Theo ‘fesses up
Theo Walcott’s admission that he dived to try and win a penalty will sadly take the shine off Arsenal’s heroic draw against financially crippled Championship side Leeds United. For us, Theo’s post-match interview was as unnecessary as waxing your pecs – sure you get something off your chest, but your left with a stinging sense of regret for days and your mates think you’ve been a bit of a muppet.
Walcott’s dark confession:
“I want to apologise to the managers because I actually dived. I was trying to win the penalty.
“I said to one of their players ‘would you have done it?’ and he said he probably would have.
“I am not the sort of player to do it, but I own up to it and apologise. It is something I don’t want to see in my game.”
Hmm, perhaps if you didn’t do it you would be less likely to see it in your game.
Walcott continued: “I have heard some players say ‘if there is a slight touch, go down’ and it can work both ways.”
“It was one of those things. I am not happy with myself for doing that, but I am happy that we got the draw.”
“I had a little joke with the referee afterwards saying ‘that was my first dive, can you tell?’
“I don’t have to own up to it and I can’t speak for other players, but I have just expressed how I feel. I hope people respect that.”
Unfortunately, it doesn’t come as a surprise to anyone that Walcott along with a host of Premier league players are prone to a Tom Daley impression now and again. To be frank, we are more interested in his bamboozling decision to come clean in an interview. It’s likely to be a divisive debate, but we can think of at least five reasons why Theo’s on-air gesture was unnecessary, not to be applauded and just plain foolish:
1. Some will pat Theo on the back for his perceived honesty but the forward was apologising for an incident in the box that wasn’t actually given. Would he have admitted the misdemeanour to the ref had the penalty been given? His flailing arms appealing for the pen suggest not. If the penalty had been scored and thereby had a huge impact on the final result, would he still have have fronted up after the match? We also think not, and that takes away a big chunk of the credit he may receive for being ‘honest’.
2. Every Premier League referee – whether they intend to or not – will now have a sense of doubt every time Walcott goes down in the box now; a sense of suspicion that would not have been there before the interview. A few seasons back Andy Johnson was roundly berated for perceived dives for Everton.
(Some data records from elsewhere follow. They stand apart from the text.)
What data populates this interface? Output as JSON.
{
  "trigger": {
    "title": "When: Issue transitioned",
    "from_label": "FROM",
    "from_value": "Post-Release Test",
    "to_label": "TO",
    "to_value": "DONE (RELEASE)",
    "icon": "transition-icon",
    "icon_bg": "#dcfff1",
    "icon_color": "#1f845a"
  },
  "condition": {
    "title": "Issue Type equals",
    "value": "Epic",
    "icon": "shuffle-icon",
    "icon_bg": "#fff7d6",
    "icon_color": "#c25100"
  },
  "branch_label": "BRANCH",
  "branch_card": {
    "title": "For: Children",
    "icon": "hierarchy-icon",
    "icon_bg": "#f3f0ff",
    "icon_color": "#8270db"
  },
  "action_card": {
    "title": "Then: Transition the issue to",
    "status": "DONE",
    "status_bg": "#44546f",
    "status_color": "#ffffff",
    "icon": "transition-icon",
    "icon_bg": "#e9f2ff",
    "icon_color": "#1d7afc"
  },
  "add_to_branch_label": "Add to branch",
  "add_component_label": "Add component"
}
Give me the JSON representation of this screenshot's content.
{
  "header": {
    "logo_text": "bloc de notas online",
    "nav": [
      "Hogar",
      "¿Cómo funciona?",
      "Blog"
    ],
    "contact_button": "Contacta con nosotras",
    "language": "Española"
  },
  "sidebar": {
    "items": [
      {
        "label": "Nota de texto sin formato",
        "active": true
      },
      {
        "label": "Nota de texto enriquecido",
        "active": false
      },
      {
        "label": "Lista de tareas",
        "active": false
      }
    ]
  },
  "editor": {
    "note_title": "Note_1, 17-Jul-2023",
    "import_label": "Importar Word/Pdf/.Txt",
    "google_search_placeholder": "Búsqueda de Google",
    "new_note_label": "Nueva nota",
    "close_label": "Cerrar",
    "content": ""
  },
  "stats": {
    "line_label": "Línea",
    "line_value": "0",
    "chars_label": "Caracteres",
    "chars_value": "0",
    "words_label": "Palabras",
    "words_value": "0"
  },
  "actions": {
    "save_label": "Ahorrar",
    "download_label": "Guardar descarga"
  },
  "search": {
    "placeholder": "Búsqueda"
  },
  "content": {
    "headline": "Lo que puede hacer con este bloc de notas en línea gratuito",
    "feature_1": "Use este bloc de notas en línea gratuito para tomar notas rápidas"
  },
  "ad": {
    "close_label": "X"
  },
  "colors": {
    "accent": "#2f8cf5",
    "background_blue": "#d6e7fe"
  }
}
Although Johnson never admitted to such acts, he went on to endure a torrid few months where strong challenges inexplicably went unchecked by the officials. It would be a shame if the same happened to a fast, positive and skilful player Walcott – although he would only have himself to blame.
3. Also in the interview, Walcott appears to play down and trivialise the issue, revealing that he ‘had a little joke with the referee afterwards saying ‘that was my first dive, can you tell?’ That’s a bit like confessing infidelity to your wife, patting her on the backside and saying, ‘’Cheer up sweet cheeks, I only slept with her once’’. Okay, it’s not quite like that but the point stands. If your going to admit a mistake, let’s tone down the sense of humour and stir in another heaped teaspoon of remorse please.
4. By all means ‘express how you feel’ and apologise to the managers. Just take a few sidesteps from that interviewer and take a few paces down the corridor to the changing rooms and tell all to Arsene Wenger and Simon Grayson. We are sure they would appreciate that more than the impersonal and wholly unnecessary manner of hearing it boomed out by Jeff Stelling on the box.
5. This warts and all approach sets a tricky precedent: will he have to publicly apologise the next time he dives? Imagine if that was the case for the likes of Cristiano Ronaldo – he’d soon be racking up more camera time than Adrian Chiles.
The 21-year-old is fortunate that his humble and hardworking persona on-and-off the pitch has earned him a significant amount of goodwill among football fans. That will limit the criticism that Walcott will face and is one of the main reasons it rankles with us to have it spelled out so explicitly that he has joined the diving club.
It’s hard to feel any malice towards Walcott’s comments, just pure confusion. It was the interview as much as the simulation that will have alienated him from fans, team-mates, fellow-professionals and general admirers. The concept of confessing deception should indeed be commended – but the dramatic method and aloof tone that Walcott chose to do so with makes it a hard apology to stomach.
The audio of Walcott’s interview is in the video below: